push eax ; arg1
call _push
add esp, 4
pop edx
pop ecx
pop eax
; end call _push
inc ecx
jmp _main_loop_start
_main_loop_end:
cmp byte [stack_size], 1 ; if (stack_size != 1) print error
jne _print_error
mov eax, [stack]
push eax
call _print_answer
; print a final newline
push 0xA
call _putc
; exit successfully
mov eax, 0x01 ; 0x01 = exit()
mov ebx, 0 ; 0 = no errors
int 0x80 ; execution will end here
_print_error:
push error_msg
call _print_msg
mov eax, 0x01
mov ebx, 1
int 0x80
You’ll also need to add a error_msg
string to your .rodata
section, something like:
section .rodata
; Declare some bytes at a symbol called error_msg. NASM's db pseudoinstruction
; allows either a single byte value, a constant string, or a combination of the two
; as seen here. 0xA = new line, and 0x0 = stringterminating null
error_msg: db "Invalid input", 0xA, 0x0
And we’re done! Time to impress all your friends, if you have any. Hopefully at this point you have a new appreciation for higherlevel languages, especially when you realize that many older programs were written entirely or almost entirely in assembly, such as the original RollerCoaster Tycoon!
The complete code can be found here. Thanks for reading! Continue on for some extra credit, if you dare.
Next steps
Here are some features you can add for additional practice:
 Throw an error if the user does not supply 1 argument to the program instead of just segfaulting
 Add support for optional spaces between operands and operators in the input
 Add support for multidigit operands
 Allow negative numbers in the input
 Replace
_strlen
with the one in the C standard library and_print_answer
with a call toprintf
.
Additional reading
 University of Virginia’s Guide to x86 Assembly – Goes more into depth on many of the topics covered here, including more information on each of the most common x86 instructions. A great reference for the most common x86 instructions as well.

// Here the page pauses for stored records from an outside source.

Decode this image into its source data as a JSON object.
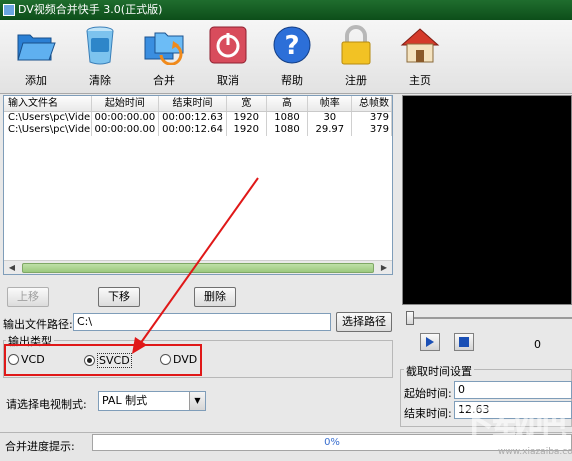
{
  "window": {
    "title": "DV视频合并快手 3.0(正式版)"
  },
  "toolbar": {
    "add": "添加",
    "clear": "清除",
    "merge": "合并",
    "cancel": "取消",
    "help": "帮助",
    "register": "注册",
    "home": "主页"
  },
  "file_list": {
    "columns": [
      "输入文件名",
      "起始时间",
      "结束时间",
      "宽",
      "高",
      "帧率",
      "总帧数"
    ],
    "rows": [
      [
        "C:\\Users\\pc\\Vide...",
        "00:00:00.00",
        "00:00:12.63",
        "1920",
        "1080",
        "30",
        "379"
      ],
      [
        "C:\\Users\\pc\\Vide...",
        "00:00:00.00",
        "00:00:12.64",
        "1920",
        "1080",
        "29.97",
        "379"
      ]
    ]
  },
  "list_buttons": {
    "up": "上移",
    "down": "下移",
    "delete": "删除"
  },
  "output": {
    "path_label": "输出文件路径:",
    "path_value": "C:\\",
    "browse": "选择路径"
  },
  "output_type": {
    "label": "输出类型",
    "options": [
      "VCD",
      "SVCD",
      "DVD"
    ],
    "selected": "SVCD"
  },
  "tv_system": {
    "label": "请选择电视制式:",
    "value": "PAL 制式"
  },
  "progress": {
    "label": "合并进度提示:",
    "value": "0%",
    "fraction": 0
  },
  "preview": {
    "counter": "0"
  },
  "clip_time": {
    "group": "截取时间设置",
    "start_label": "起始时间:",
    "start_value": "0",
    "end_label": "结束时间:",
    "end_value": "12.63"
  },
  "watermark": {
    "text": "下载吧",
    "url": "www.xiazaiba.com"
  },
  "colors": {
    "title_bar": "#1f6d2e",
    "highlight_box": "#e01818",
    "arrow": "#e01818",
    "progress_text": "#3a6fcf"
  }
}
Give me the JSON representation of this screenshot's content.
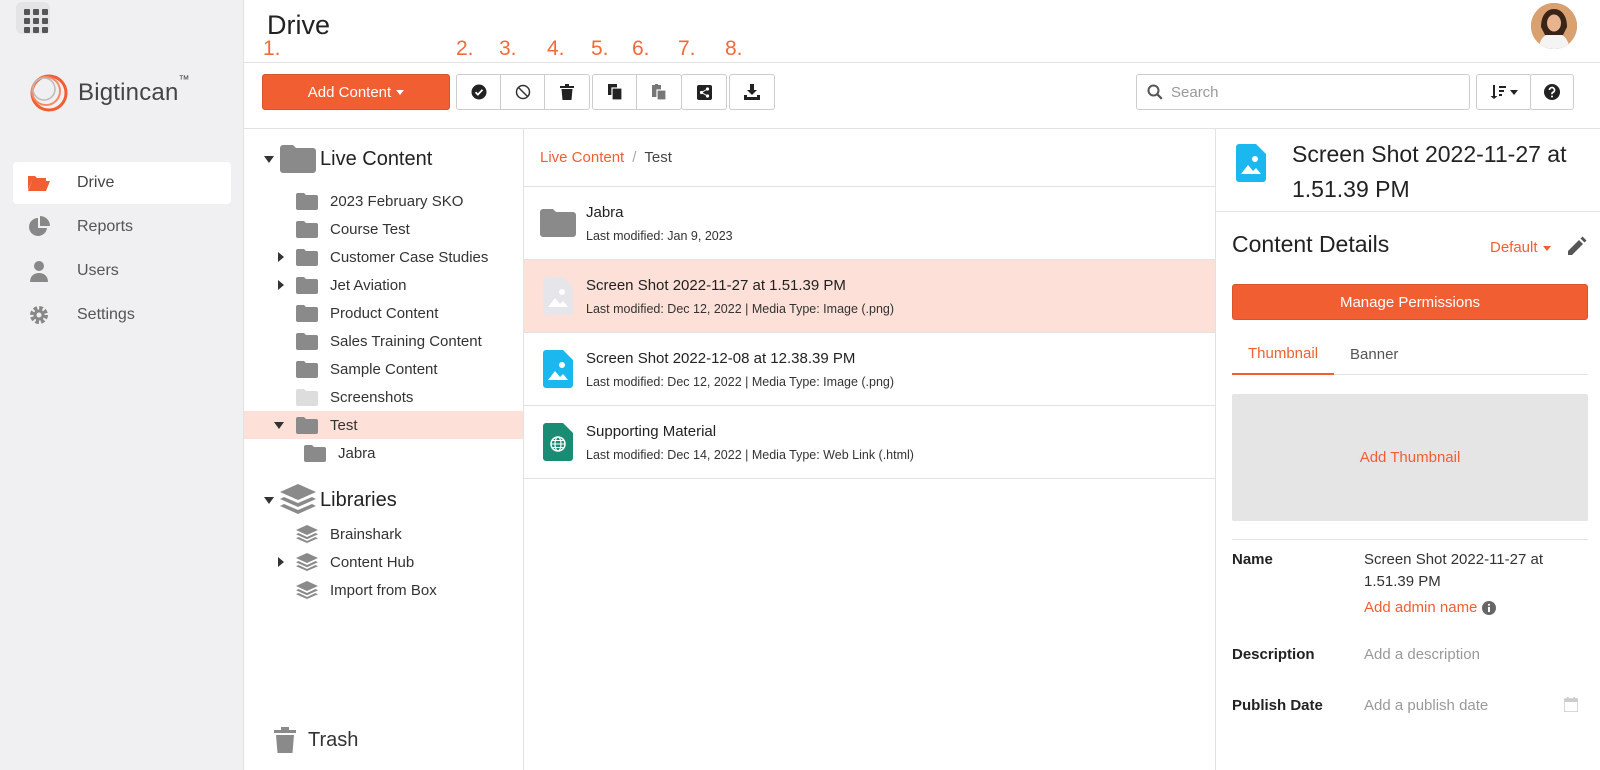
{
  "header": {
    "title": "Drive"
  },
  "steps": [
    "1.",
    "2.",
    "3.",
    "4.",
    "5.",
    "6.",
    "7.",
    "8."
  ],
  "logo": {
    "text": "Bigtincan",
    "tm": "™"
  },
  "nav": {
    "items": [
      {
        "label": "Drive",
        "icon": "folder-open-icon",
        "active": true
      },
      {
        "label": "Reports",
        "icon": "pie-chart-icon"
      },
      {
        "label": "Users",
        "icon": "user-icon"
      },
      {
        "label": "Settings",
        "icon": "gear-icon"
      }
    ]
  },
  "toolbar": {
    "add_content_label": "Add Content",
    "search_placeholder": "Search"
  },
  "tree": {
    "live_content": {
      "label": "Live Content",
      "items": [
        {
          "label": "2023 February SKO",
          "expandable": false
        },
        {
          "label": "Course Test",
          "expandable": false
        },
        {
          "label": "Customer Case Studies",
          "expandable": true
        },
        {
          "label": "Jet Aviation",
          "expandable": true
        },
        {
          "label": "Product Content",
          "expandable": false
        },
        {
          "label": "Sales Training Content",
          "expandable": false
        },
        {
          "label": "Sample Content",
          "expandable": false
        },
        {
          "label": "Screenshots",
          "expandable": false,
          "light": true
        },
        {
          "label": "Test",
          "expanded": true,
          "selected": true
        },
        {
          "label": "Jabra",
          "child": true
        }
      ]
    },
    "libraries": {
      "label": "Libraries",
      "items": [
        {
          "label": "Brainshark",
          "expandable": false
        },
        {
          "label": "Content Hub",
          "expandable": true
        },
        {
          "label": "Import from Box",
          "expandable": false
        }
      ]
    },
    "trash_label": "Trash"
  },
  "breadcrumb": {
    "root": "Live Content",
    "separator": "/",
    "current": "Test"
  },
  "files": [
    {
      "name": "Jabra",
      "meta": "Last modified: Jan 9, 2023",
      "icon": "folder-icon"
    },
    {
      "name": "Screen Shot 2022-11-27 at 1.51.39 PM",
      "meta": "Last modified: Dec 12, 2022 | Media Type: Image (.png)",
      "icon": "image-file-icon-gray",
      "selected": true
    },
    {
      "name": "Screen Shot 2022-12-08 at 12.38.39 PM",
      "meta": "Last modified: Dec 12, 2022 | Media Type: Image (.png)",
      "icon": "image-file-icon"
    },
    {
      "name": "Supporting Material",
      "meta": "Last modified: Dec 14, 2022 | Media Type: Web Link (.html)",
      "icon": "web-link-icon"
    }
  ],
  "detail": {
    "title": "Screen Shot 2022-11-27 at 1.51.39 PM",
    "section_title": "Content Details",
    "default_label": "Default",
    "manage_permissions": "Manage Permissions",
    "tabs": [
      "Thumbnail",
      "Banner"
    ],
    "add_thumbnail": "Add Thumbnail",
    "fields": {
      "name_label": "Name",
      "name_value": "Screen Shot 2022-11-27 at 1.51.39 PM",
      "add_admin_name": "Add admin name",
      "description_label": "Description",
      "description_placeholder": "Add a description",
      "publish_label": "Publish Date",
      "publish_placeholder": "Add a publish date"
    }
  },
  "colors": {
    "accent": "#f15e32",
    "selected_bg": "#fde0d7",
    "sidebar_bg": "#f0f0f2"
  }
}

 The Art of Picking Intel Registers – While most of the x86 registers are generalpurpose, many of the registers have a historical meaning. Following those conventions can improve code readability, and as an interesting side benefit, will even slightly optimize the size of your binaries.
 NASM: Intel x86 Instruction Reference  a full reference to all the obscure x86 instructions.

6384/+*
is another way of writing the same expression. ↩